PROBLEM:
From the first line to the last, write out the listing exactly.

STUDY MATERIAL:
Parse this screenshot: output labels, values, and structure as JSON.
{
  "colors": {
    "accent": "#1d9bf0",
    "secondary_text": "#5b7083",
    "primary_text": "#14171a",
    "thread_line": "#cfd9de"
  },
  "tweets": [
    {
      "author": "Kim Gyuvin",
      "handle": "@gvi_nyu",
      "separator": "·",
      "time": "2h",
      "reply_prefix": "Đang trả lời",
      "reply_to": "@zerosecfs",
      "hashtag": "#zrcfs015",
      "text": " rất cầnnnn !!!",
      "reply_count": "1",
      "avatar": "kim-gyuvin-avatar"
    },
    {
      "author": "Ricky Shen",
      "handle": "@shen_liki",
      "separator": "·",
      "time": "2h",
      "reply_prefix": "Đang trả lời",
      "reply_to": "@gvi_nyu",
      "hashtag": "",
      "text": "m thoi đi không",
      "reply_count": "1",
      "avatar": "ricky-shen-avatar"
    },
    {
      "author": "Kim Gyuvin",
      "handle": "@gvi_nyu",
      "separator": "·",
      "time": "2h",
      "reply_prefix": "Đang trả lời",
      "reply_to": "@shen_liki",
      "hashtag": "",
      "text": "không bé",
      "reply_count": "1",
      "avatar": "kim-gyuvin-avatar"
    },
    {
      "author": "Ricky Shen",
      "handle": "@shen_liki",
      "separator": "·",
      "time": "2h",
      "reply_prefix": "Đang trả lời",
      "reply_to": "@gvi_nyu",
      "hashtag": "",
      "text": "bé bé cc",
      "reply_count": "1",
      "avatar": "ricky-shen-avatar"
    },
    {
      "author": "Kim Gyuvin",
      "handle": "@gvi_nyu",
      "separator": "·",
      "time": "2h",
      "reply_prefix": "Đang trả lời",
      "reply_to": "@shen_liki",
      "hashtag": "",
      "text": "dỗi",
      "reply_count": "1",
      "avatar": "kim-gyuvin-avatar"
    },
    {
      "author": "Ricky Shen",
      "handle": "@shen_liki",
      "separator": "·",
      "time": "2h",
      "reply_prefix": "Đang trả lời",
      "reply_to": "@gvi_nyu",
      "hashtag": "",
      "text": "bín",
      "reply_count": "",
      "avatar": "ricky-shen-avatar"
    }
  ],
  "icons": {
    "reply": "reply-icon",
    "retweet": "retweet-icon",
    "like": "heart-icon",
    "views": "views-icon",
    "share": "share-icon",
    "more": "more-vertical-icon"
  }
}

SOLUTION TO THIS TASK:
Parse this screenshot: output labels, values, and structure as JSON.
{
  "colors": {
    "accent": "#1d9bf0",
    "secondary_text": "#5b7083",
    "primary_text": "#14171a",
    "thread_line": "#cfd9de"
  },
  "tweets": [
    {
      "author": "Kim Gyuvin",
      "handle": "@gvi_nyu",
      "separator": "·",
      "time": "2h",
      "reply_prefix": "Đang trả lời",
      "reply_to": "@zerosecfs",
      "hashtag": "#zrcfs015",
      "text": " rất cầnnnn !!!",
      "reply_count": "1",
      "avatar": "kim-gyuvin-avatar"
    },
    {
      "author": "Ricky Shen",
      "handle": "@shen_liki",
      "separator": "·",
      "time": "2h",
      "reply_prefix": "Đang trả lời",
      "reply_to": "@gvi_nyu",
      "hashtag": "",
      "text": "m thoi đi không",
      "reply_count": "1",
      "avatar": "ricky-shen-avatar"
    },
    {
      "author": "Kim Gyuvin",
      "handle": "@gvi_nyu",
      "separator": "·",
      "time": "2h",
      "reply_prefix": "Đang trả lời",
      "reply_to": "@shen_liki",
      "hashtag": "",
      "text": "không bé",
      "reply_count": "1",
      "avatar": "kim-gyuvin-avatar"
    },
    {
      "author": "Ricky Shen",
      "handle": "@shen_liki",
      "separator": "·",
      "time": "2h",
      "reply_prefix": "Đang trả lời",
      "reply_to": "@gvi_nyu",
      "hashtag": "",
      "text": "bé bé cc",
      "reply_count": "1",
      "avatar": "ricky-shen-avatar"
    },
    {
      "author": "Kim Gyuvin",
      "handle": "@gvi_nyu",
      "separator": "·",
      "time": "2h",
      "reply_prefix": "Đang trả lời",
      "reply_to": "@shen_liki",
      "hashtag": "",
      "text": "dỗi",
      "reply_count": "1",
      "avatar": "kim-gyuvin-avatar"
    },
    {
      "author": "Ricky Shen",
      "handle": "@shen_liki",
      "separator": "·",
      "time": "2h",
      "reply_prefix": "Đang trả lời",
      "reply_to": "@gvi_nyu",
      "hashtag": "",
      "text": "bín",
      "reply_count": "",
      "avatar": "ricky-shen-avatar"
    }
  ],
  "icons": {
    "reply": "reply-icon",
    "retweet": "retweet-icon",
    "like": "heart-icon",
    "views": "views-icon",
    "share": "share-icon",
    "more": "more-vertical-icon"
  }
}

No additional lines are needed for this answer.